The next sewer line rehabilitation technique we would like to discuss is Pull-in-Place. This is another great option due to its versatility. Of the trenchless methods we are going to discuss in this series this is the only method that not only provides structural support to your pipe but is usually ZERO DIG. This means that you typically do not need to excavate to rehab your sewer line.
This is a great way to rehab your sewer lines, provide structure to your new lines and get the true NO DIG experience. Why do we say NO DIG? If you've read our post "Why Trenchless Sewer Line Rehabilitation?" you will see that some methods do require at least a small hole to excavated to allow the equipment access to the sewer line. This method however typically does not require you to dig any holes. We say typically because there is always that one goofy situation that is so rare we hardly run into it, but when we do OH BABY the customer is not happy. So it can happen. Usually though it may require you to open a hole in your sheetrock to access your vent pipe so that the liner can be pulled into place. Alright, wanna know how this method works? Let's get into in.
Step 1 - Video Inspection
This is going to have to be done with any for of pipe line rehabilitation. A video inspection of your pipe is performed to determine what's really going on under there. This will also give the plumber an
idea as to where he is going to be pulling the liner in place. It'll tell him where he needs to stop, how many lines tie into the line that you are going to rehab, and how much prep work is going to be involved. This is the first and most important part of any rehabilitation project.
Step 2 - Descale and Cleaning
Like all our rehabilitation methods we need to remove as much as possible from your sewer line before we can proceed. We don't want to add our material or even just epoxy without getting your sewer line as back to it's original diameter as possible. This will allow for proper adhesion of our lining material to the walls of the pipe. We remove scale build up caused by mineral deposits in your
water. We get out any foreign objects that could obstruct our pulling our material through your line.
Step 3 - Pull-in-Place
LET'S PULL SOME LINER!!! It starts with us mixing a 2 part resin and using a funnel to pour it into our lining material. The "Liner" is a felt like material on the inside (this is what the resin saturates) and a thin PVC layer on the outside. These 2 parts are what provides the structure of the pipe. Now we gotta get it in the pipe. Our inversion method mentioned earlier uses a pressurized tank to invert the material into your sewer line. This is done a little different. We fish a line through your existing sewer line. One end is attached to out liner that is saturated and wrapped. Then we get the biggest fellas we got to start pulling. We use a camera in the line to determine just how far we need to pull in the pipe till it's right where we want it. Ok it's in place, now what?! We huff and we puff and fill a balloon that was inserted into the pipe earlier with air until it pops the tape we wrapped the liner with. Now we wait. Once the liner has had time to harden we pull free the balloon and "Presto, Chango" New Sewer Line!!!
Step 4 - Reinstatements
This can be used on a branch line or on a mainline.

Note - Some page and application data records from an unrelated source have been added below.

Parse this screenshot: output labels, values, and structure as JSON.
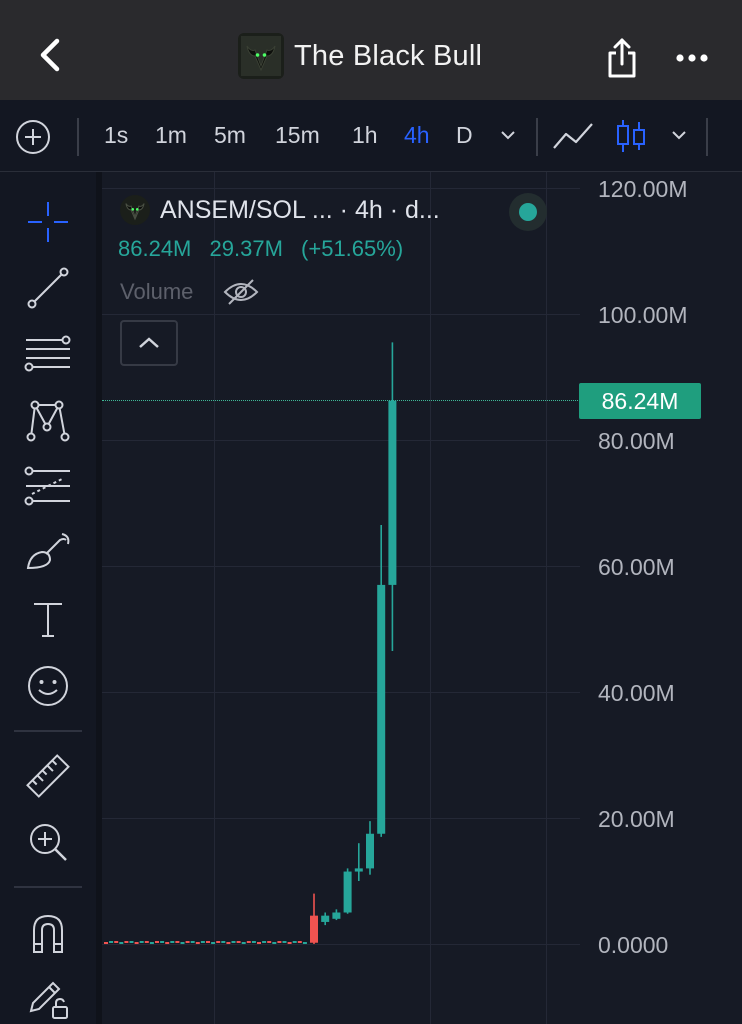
{
  "header": {
    "title": "The Black Bull",
    "icons": [
      "back-arrow-icon",
      "bull-logo-icon",
      "share-icon",
      "more-icon"
    ]
  },
  "toolbar": {
    "timeframes": [
      {
        "label": "1s",
        "active": false
      },
      {
        "label": "1m",
        "active": false
      },
      {
        "label": "5m",
        "active": false
      },
      {
        "label": "15m",
        "active": false
      },
      {
        "label": "1h",
        "active": false
      },
      {
        "label": "4h",
        "active": true
      },
      {
        "label": "D",
        "active": false
      }
    ],
    "active_color": "#2962ff"
  },
  "left_tools": [
    "crosshair-icon",
    "trend-line-icon",
    "fib-lines-icon",
    "pattern-icon",
    "prediction-icon",
    "brush-icon",
    "text-icon",
    "emoji-icon",
    "ruler-icon",
    "zoom-in-icon",
    "magnet-icon",
    "lock-draw-icon"
  ],
  "legend": {
    "symbol": "ANSEM/SOL ... · 4h · d...",
    "close": "86.24M",
    "change": "29.37M",
    "change_pct": "(+51.65%)",
    "volume_label": "Volume",
    "status_color": "#26a69a"
  },
  "price_tag": {
    "label": "86.24M",
    "color": "#1f9e7e"
  },
  "chart_data": {
    "type": "candlestick",
    "y_ticks": [
      "120.00M",
      "100.00M",
      "80.00M",
      "60.00M",
      "40.00M",
      "20.00M",
      "0.0000"
    ],
    "ylim": [
      0,
      120
    ],
    "y_unit": "M",
    "up_color": "#26a69a",
    "down_color": "#ef5350",
    "last_price": 86.24,
    "candles": [
      {
        "o": 4.5,
        "h": 8.0,
        "l": 0.0,
        "c": 0.2
      },
      {
        "o": 3.5,
        "h": 5.0,
        "l": 3.0,
        "c": 4.5
      },
      {
        "o": 4.0,
        "h": 5.5,
        "l": 3.8,
        "c": 5.0
      },
      {
        "o": 5.0,
        "h": 12.0,
        "l": 4.8,
        "c": 11.5
      },
      {
        "o": 11.5,
        "h": 16.0,
        "l": 10.0,
        "c": 12.0
      },
      {
        "o": 12.0,
        "h": 19.5,
        "l": 11.0,
        "c": 17.5
      },
      {
        "o": 17.5,
        "h": 66.5,
        "l": 17.0,
        "c": 57.0
      },
      {
        "o": 57.0,
        "h": 95.5,
        "l": 46.5,
        "c": 86.24
      }
    ]
  }
}
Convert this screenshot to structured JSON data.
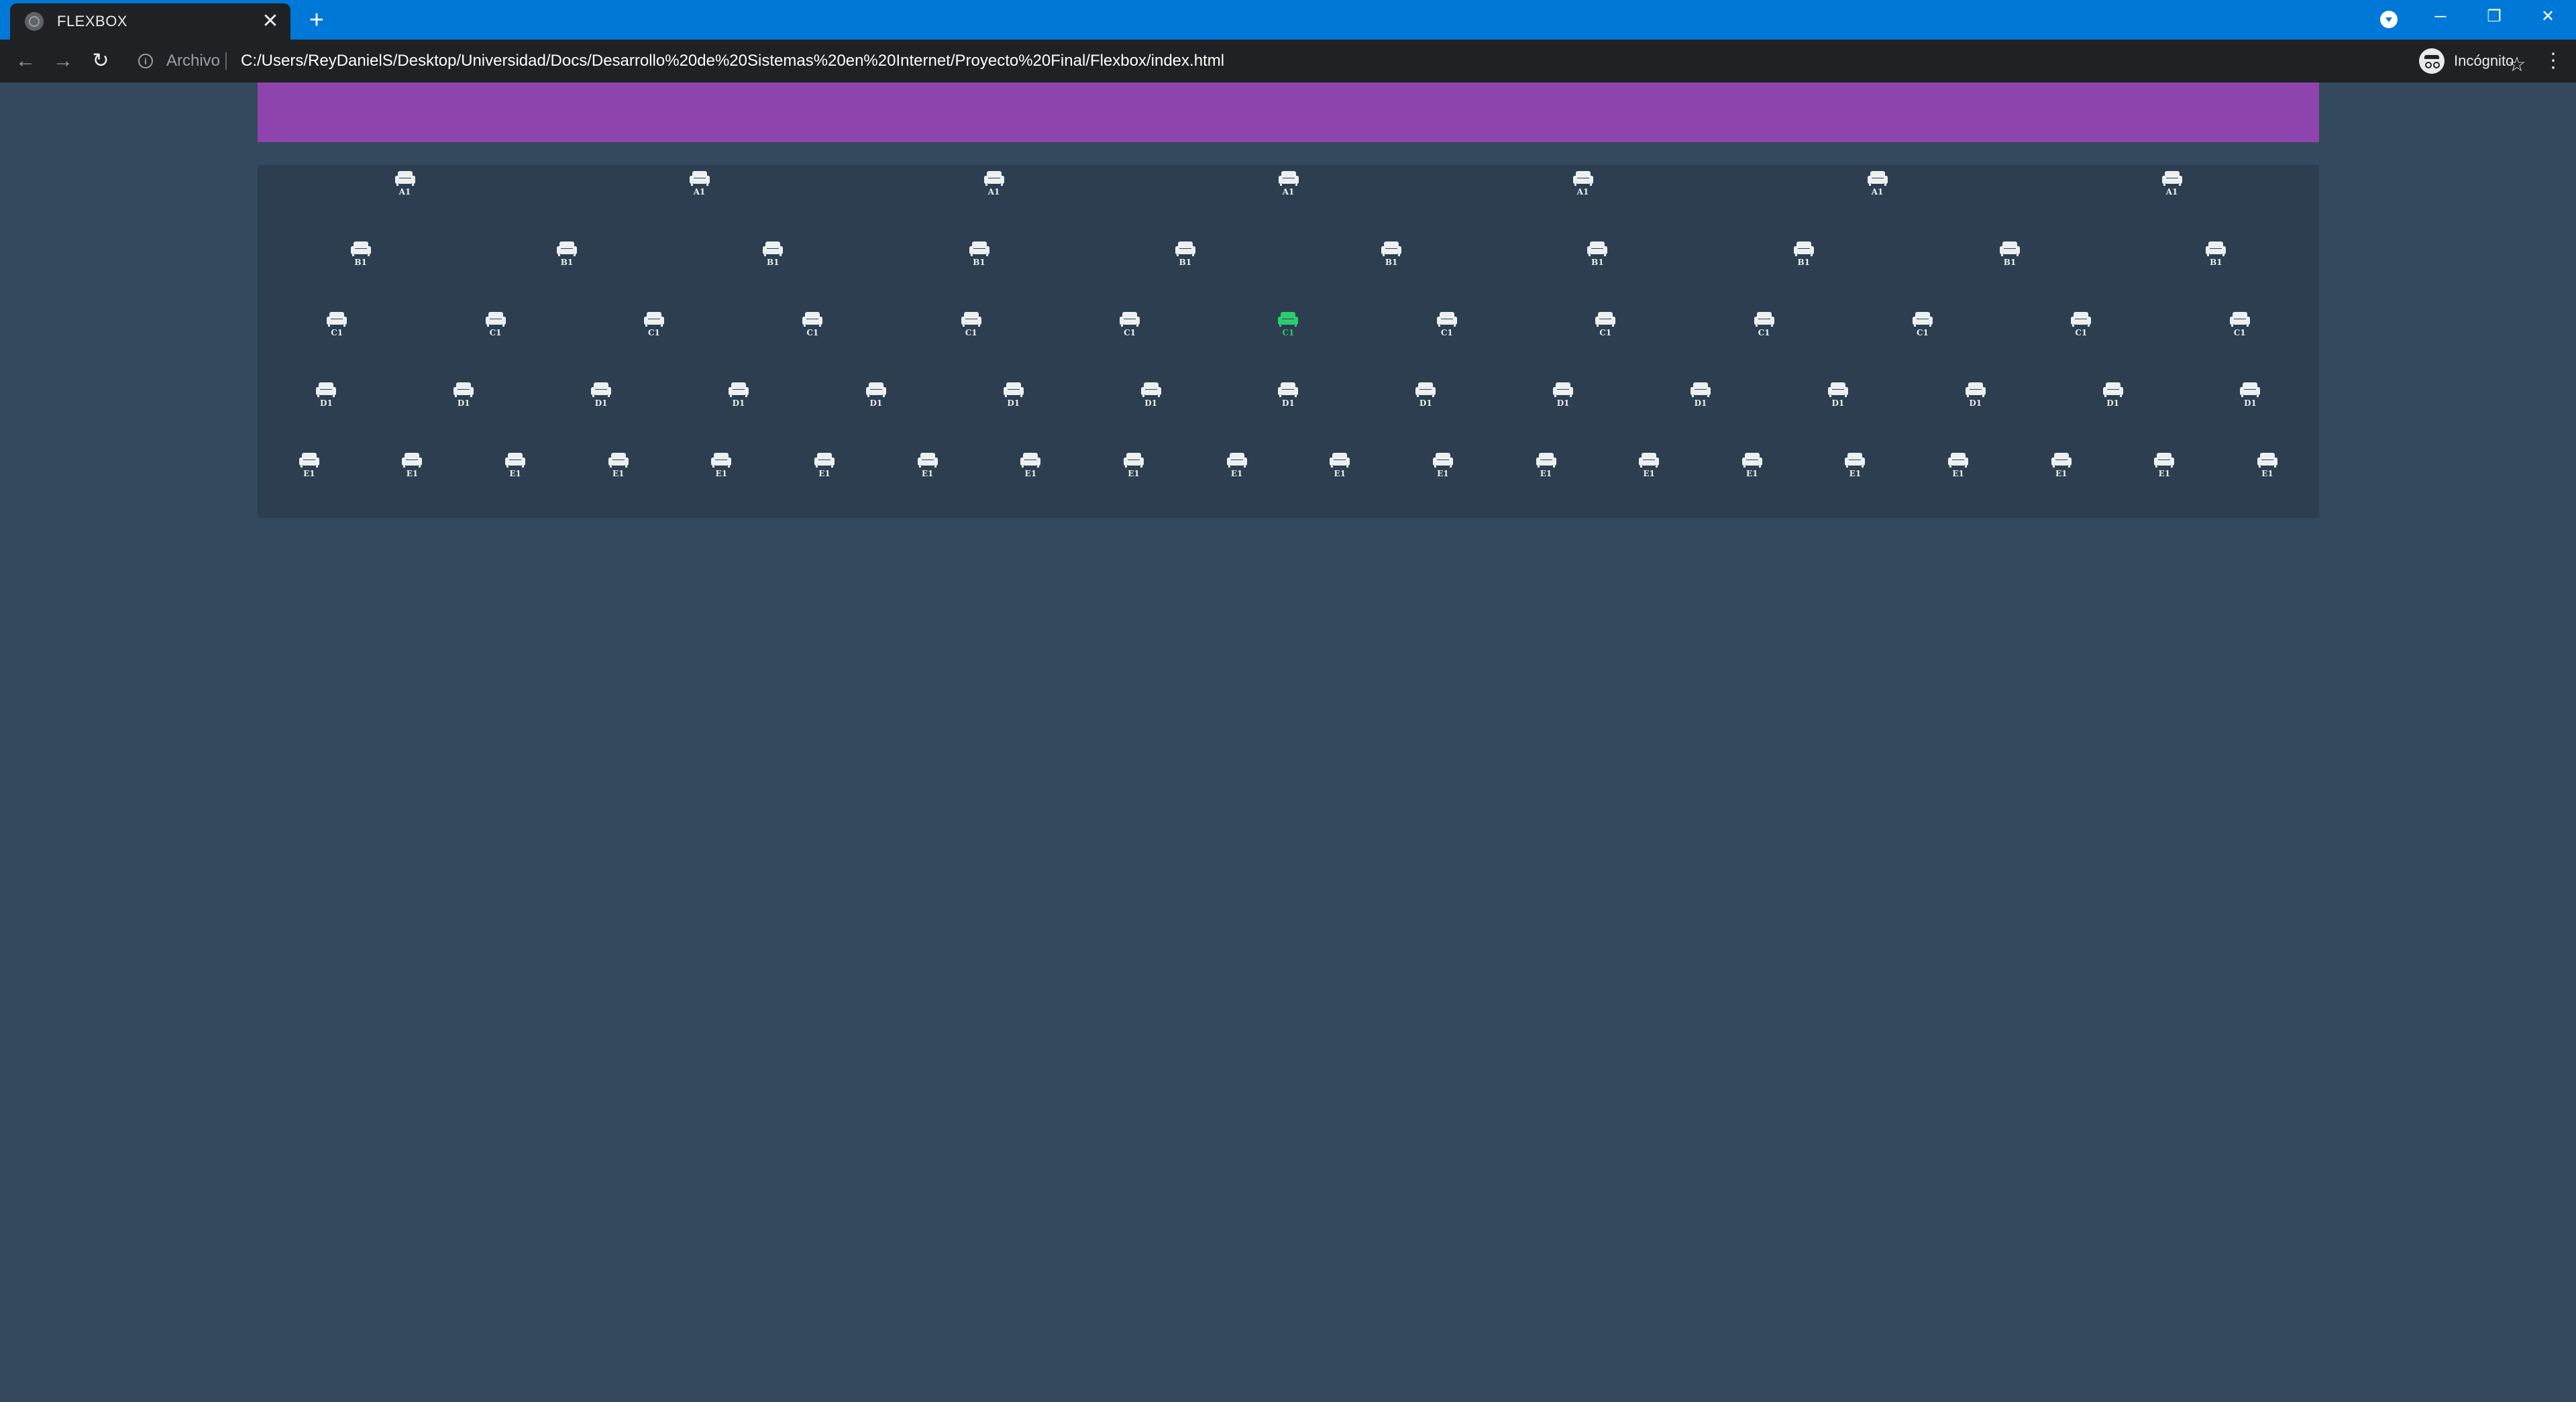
{
  "browser": {
    "tab_title": "FLEXBOX",
    "tab_close": "✕",
    "new_tab": "+",
    "url_scheme_label": "Archivo",
    "url": "C:/Users/ReyDanielS/Desktop/Universidad/Docs/Desarrollo%20de%20Sistemas%20en%20Internet/Proyecto%20Final/Flexbox/index.html",
    "profile_label": "Incógnito",
    "nav": {
      "back": "←",
      "forward": "→",
      "reload": "↻"
    },
    "star": "☆",
    "menu": "⋮",
    "window_controls": {
      "minimize": "─",
      "restore": "❐",
      "close": "✕"
    }
  },
  "colors": {
    "page_background": "#34495e",
    "screen": "#8e44ad",
    "hall": "#2c3e50",
    "seat": "#ecf0f1",
    "seat_selected": "#2ecc71",
    "tabbar": "#0078d7"
  },
  "seat_icon": "couch-icon",
  "rows": [
    {
      "seats": [
        "A1",
        "A1",
        "A1",
        "A1",
        "A1",
        "A1",
        "A1"
      ]
    },
    {
      "seats": [
        "B1",
        "B1",
        "B1",
        "B1",
        "B1",
        "B1",
        "B1",
        "B1",
        "B1",
        "B1"
      ]
    },
    {
      "seats": [
        "C1",
        "C1",
        "C1",
        "C1",
        "C1",
        "C1",
        "C1",
        "C1",
        "C1",
        "C1",
        "C1",
        "C1",
        "C1"
      ],
      "selected_index": 6
    },
    {
      "seats": [
        "D1",
        "D1",
        "D1",
        "D1",
        "D1",
        "D1",
        "D1",
        "D1",
        "D1",
        "D1",
        "D1",
        "D1",
        "D1",
        "D1",
        "D1"
      ]
    },
    {
      "seats": [
        "E1",
        "E1",
        "E1",
        "E1",
        "E1",
        "E1",
        "E1",
        "E1",
        "E1",
        "E1",
        "E1",
        "E1",
        "E1",
        "E1",
        "E1",
        "E1",
        "E1",
        "E1",
        "E1",
        "E1"
      ]
    }
  ]
}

If either of these lines has other lines that tie into them then well, we just covered those up. We now use a robotic drill to in your newly lined pipe that articulates to cut out the hole to allow the covered up line to dump into your lined pipe. We can also do what we in the biz call a backside cut. We use a rotary machine equipped with a special head and run it down the line that was covered (or tie in). This will cut open the pipe and sand it smooth from the back side of the liner, hence the name. This is done for each of your tie ins and now your system is fully functioning once again.
You may be saying...This option doesn't necessarily require you to dig a hole so why is it your second best option? Well, one of the main draw backs to this method is that the pipe has to be clean very very well in order to pull the liner into your sewer. The smaller the diameter pipe the more difficult it is to pull the liner. As you have to descale more pipe the larger the chance that you will actually break the pipe more in the process. If you don't get it perfect then it is very difficult to pull the line in, this is especially so with 2in sewer pipes. Other then that it is an excellent way to rehab your sewer line. It may even be able to be done with out digging up your precious flooring.
Thanks for giving a listening ear. If you have any questions please feel free to leave a comment and I'll try to answer them as quickly as I can. Our next post is going to cover Pipe Bursting.
Your Friendly Neighborhood Plumber,